*** Begin section ***
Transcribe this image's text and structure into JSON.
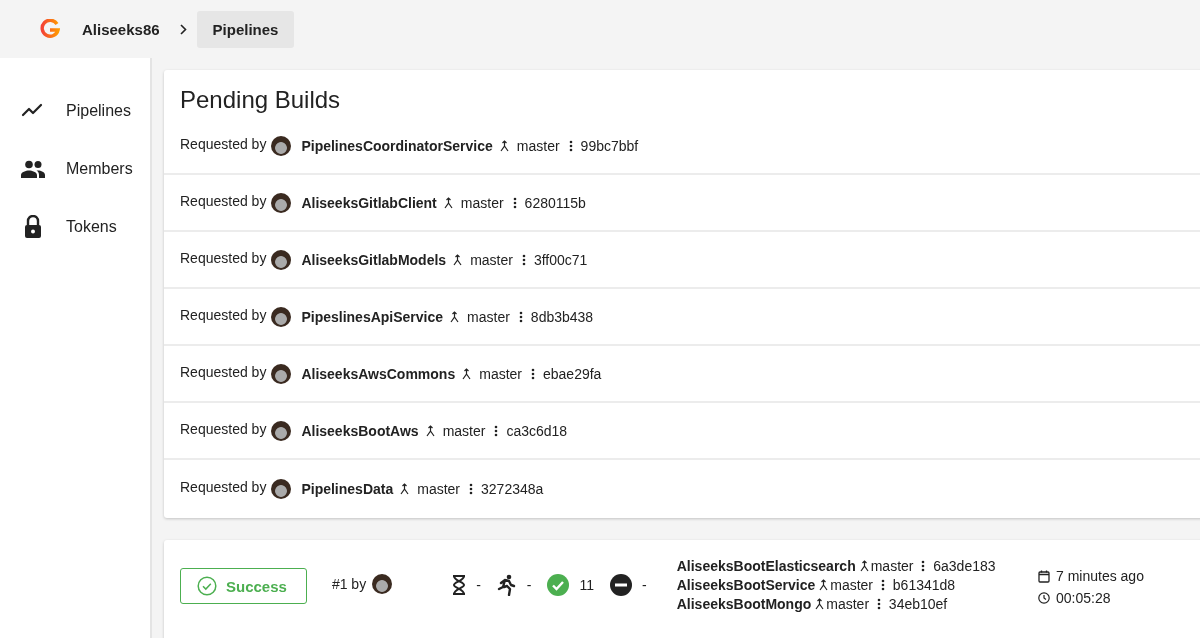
{
  "breadcrumb": {
    "org": "Aliseeks86",
    "page": "Pipelines"
  },
  "sidebar": {
    "items": [
      {
        "label": "Pipelines",
        "kind": "chart"
      },
      {
        "label": "Members",
        "kind": "people"
      },
      {
        "label": "Tokens",
        "kind": "lock"
      }
    ]
  },
  "pending_builds": {
    "title": "Pending Builds",
    "requests": [
      {
        "prefix": "Requested by",
        "project": "PipelinesCoordinatorService",
        "branch": "master",
        "commit": "99bc7bbf"
      },
      {
        "prefix": "Requested by",
        "project": "AliseeksGitlabClient",
        "branch": "master",
        "commit": "6280115b"
      },
      {
        "prefix": "Requested by",
        "project": "AliseeksGitlabModels",
        "branch": "master",
        "commit": "3ff00c71"
      },
      {
        "prefix": "Requested by",
        "project": "PipeslinesApiService",
        "branch": "master",
        "commit": "8db3b438"
      },
      {
        "prefix": "Requested by",
        "project": "AliseeksAwsCommons",
        "branch": "master",
        "commit": "ebae29fa"
      },
      {
        "prefix": "Requested by",
        "project": "AliseeksBootAws",
        "branch": "master",
        "commit": "ca3c6d18"
      },
      {
        "prefix": "Requested by",
        "project": "PipelinesData",
        "branch": "master",
        "commit": "3272348a"
      }
    ]
  },
  "builds": [
    {
      "kind": "success",
      "status_label": "Success",
      "number": "#1 by",
      "stats": [
        {
          "kind": "pending",
          "value": "-"
        },
        {
          "kind": "running",
          "value": "-"
        },
        {
          "kind": "passed",
          "value": "11"
        },
        {
          "kind": "skipped",
          "value": "-"
        }
      ],
      "projects": [
        {
          "project": "AliseeksBootElasticsearch",
          "branch": "master",
          "commit": "6a3de183"
        },
        {
          "project": "AliseeksBootService",
          "branch": "master",
          "commit": "b61341d8"
        },
        {
          "project": "AliseeksBootMongo",
          "branch": "master",
          "commit": "34eb10ef"
        }
      ],
      "created": "7 minutes ago",
      "duration": "00:05:28"
    }
  ]
}
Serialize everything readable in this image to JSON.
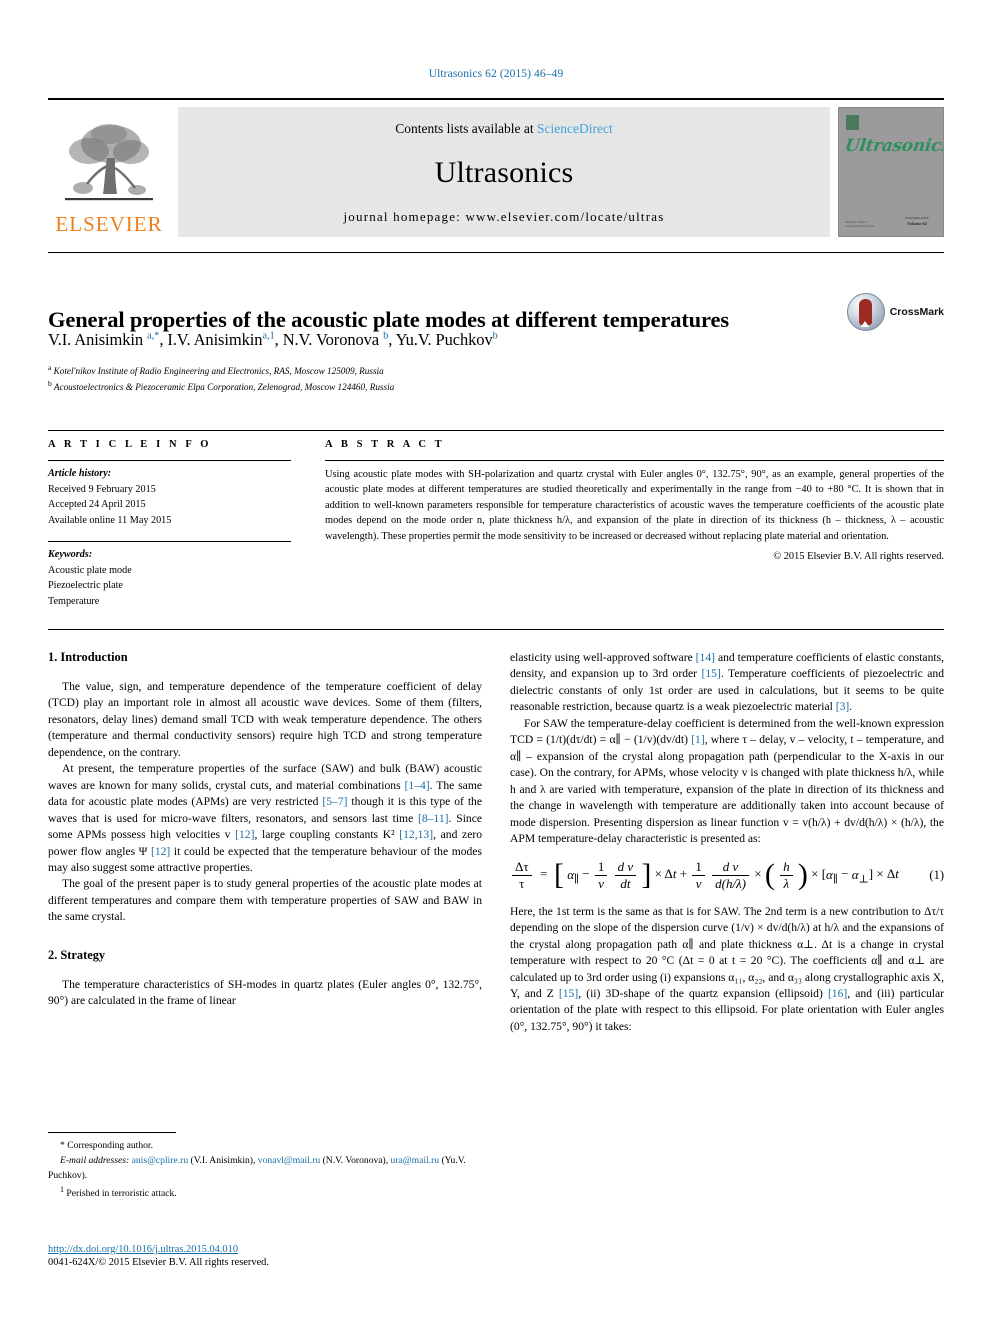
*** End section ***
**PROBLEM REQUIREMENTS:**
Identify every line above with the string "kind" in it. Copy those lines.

**OUTPUT OF THE EXERCISE:**
        "kind": "chart"
        "kind": "people"
        "kind": "lock"
      "kind": "success",
          "kind": "pending",
          "kind": "running",
          "kind": "passed",
          "kind": "skipped",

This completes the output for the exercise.